Excerpts from an interface dataset
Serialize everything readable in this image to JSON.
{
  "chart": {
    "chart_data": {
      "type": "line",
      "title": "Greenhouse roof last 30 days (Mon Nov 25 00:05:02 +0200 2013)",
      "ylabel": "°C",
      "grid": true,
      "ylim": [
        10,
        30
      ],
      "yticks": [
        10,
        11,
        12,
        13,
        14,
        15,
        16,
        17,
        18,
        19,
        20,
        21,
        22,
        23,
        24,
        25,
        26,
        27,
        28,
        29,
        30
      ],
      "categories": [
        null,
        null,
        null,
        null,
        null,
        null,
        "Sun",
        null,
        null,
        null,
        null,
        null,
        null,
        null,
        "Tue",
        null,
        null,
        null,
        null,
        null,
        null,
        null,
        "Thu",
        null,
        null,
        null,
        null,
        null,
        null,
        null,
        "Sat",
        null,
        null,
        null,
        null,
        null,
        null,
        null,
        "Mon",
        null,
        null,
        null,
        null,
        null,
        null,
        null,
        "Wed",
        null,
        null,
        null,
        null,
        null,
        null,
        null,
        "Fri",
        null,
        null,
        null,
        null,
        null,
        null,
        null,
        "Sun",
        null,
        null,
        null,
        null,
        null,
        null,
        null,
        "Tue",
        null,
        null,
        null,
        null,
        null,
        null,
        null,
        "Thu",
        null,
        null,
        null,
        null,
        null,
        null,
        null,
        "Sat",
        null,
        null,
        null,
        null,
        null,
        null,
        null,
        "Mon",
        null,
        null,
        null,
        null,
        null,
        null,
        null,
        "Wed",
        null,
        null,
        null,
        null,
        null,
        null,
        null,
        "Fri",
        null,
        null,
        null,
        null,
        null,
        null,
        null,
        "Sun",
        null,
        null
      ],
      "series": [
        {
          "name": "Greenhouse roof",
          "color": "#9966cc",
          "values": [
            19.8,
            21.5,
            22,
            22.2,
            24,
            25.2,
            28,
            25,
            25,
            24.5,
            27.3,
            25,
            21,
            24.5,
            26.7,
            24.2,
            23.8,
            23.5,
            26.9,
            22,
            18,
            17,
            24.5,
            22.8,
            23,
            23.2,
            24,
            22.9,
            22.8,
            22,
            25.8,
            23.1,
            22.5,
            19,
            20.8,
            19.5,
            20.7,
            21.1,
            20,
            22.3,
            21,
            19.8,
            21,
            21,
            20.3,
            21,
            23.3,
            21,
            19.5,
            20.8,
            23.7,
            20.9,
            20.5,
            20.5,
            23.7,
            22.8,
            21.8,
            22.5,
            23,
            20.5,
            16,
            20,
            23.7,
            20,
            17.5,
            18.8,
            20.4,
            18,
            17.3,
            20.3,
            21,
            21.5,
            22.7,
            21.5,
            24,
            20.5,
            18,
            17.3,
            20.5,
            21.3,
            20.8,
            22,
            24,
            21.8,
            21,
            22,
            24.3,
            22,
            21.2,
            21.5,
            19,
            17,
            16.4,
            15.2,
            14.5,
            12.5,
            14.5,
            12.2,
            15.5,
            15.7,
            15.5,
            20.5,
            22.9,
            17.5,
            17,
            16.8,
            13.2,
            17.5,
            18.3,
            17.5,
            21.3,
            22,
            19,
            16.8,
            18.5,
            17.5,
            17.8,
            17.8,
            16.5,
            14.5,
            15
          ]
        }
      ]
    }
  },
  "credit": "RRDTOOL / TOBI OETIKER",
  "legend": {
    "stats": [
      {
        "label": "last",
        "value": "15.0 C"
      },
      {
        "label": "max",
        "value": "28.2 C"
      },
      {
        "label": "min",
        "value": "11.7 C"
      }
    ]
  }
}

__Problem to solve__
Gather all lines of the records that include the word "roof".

__Answer section__
      "title": "Greenhouse roof last 30 days (Mon Nov 25 00:05:02 +0200 2013)",
          "name": "Greenhouse roof",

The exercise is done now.